### The task
Scan the records for the word "arrow". Return each line where it is found.

### Supplied material
- - -
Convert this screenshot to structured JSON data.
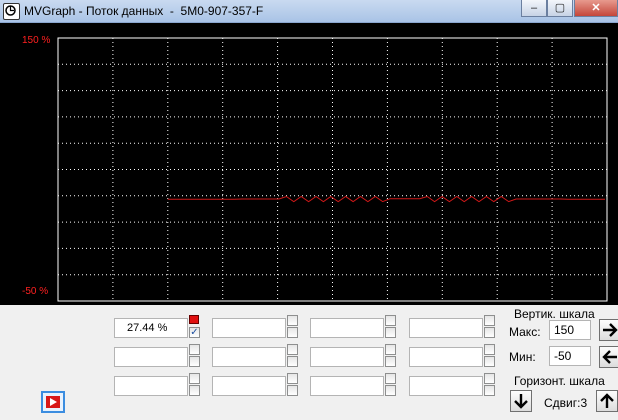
{
  "window": {
    "title": "MVGraph - Поток данных  -  5M0-907-357-F",
    "buttons": {
      "minimize": "‒",
      "maximize": "▢",
      "close": "✕"
    }
  },
  "chart_data": {
    "type": "line",
    "ylim": [
      -50,
      150
    ],
    "y_top_label": "150 %",
    "y_bottom_label": "-50 %",
    "grid": true,
    "line_color": "#d01818",
    "series": [
      {
        "values": [
          27.4,
          27.4,
          27.4,
          27.4,
          27.4,
          27.4,
          27.4,
          27.4,
          27.4,
          27.4,
          27.6,
          27.6,
          27.6,
          27.6,
          27.6,
          27.6,
          29.5,
          25.6,
          29.5,
          25.6,
          29.5,
          25.6,
          29.5,
          25.6,
          29.5,
          25.6,
          29.5,
          25.6,
          29.5,
          25.6,
          27.8,
          27.8,
          27.8,
          27.8,
          27.8,
          29.5,
          25.6,
          29.5,
          25.6,
          29.5,
          25.6,
          29.5,
          25.6,
          29.5,
          25.6,
          29.5,
          25.6,
          27.6,
          27.6,
          27.6,
          27.6,
          27.6,
          27.6,
          27.6,
          27.4,
          27.4,
          27.4,
          27.4,
          27.4,
          27.4
        ]
      }
    ]
  },
  "channels": {
    "row1_value": "27.44 %",
    "row1_checked": true,
    "check_mark": "✓",
    "channel_color": "#e01010"
  },
  "vertical_scale": {
    "title": "Вертик. шкала",
    "max_label": "Макс:",
    "max_value": "150",
    "min_label": "Мин:",
    "min_value": "-50"
  },
  "horizontal_scale": {
    "title": "Горизонт. шкала",
    "shift_label": "Сдвиг:3"
  },
  "icons": {
    "right": "arrow-right-icon",
    "left": "arrow-left-icon",
    "down": "arrow-down-icon",
    "up": "arrow-up-icon",
    "play": "play-icon"
  }
}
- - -
### Solution below
    "right": "arrow-right-icon",
    "left": "arrow-left-icon",
    "down": "arrow-down-icon",
    "up": "arrow-up-icon",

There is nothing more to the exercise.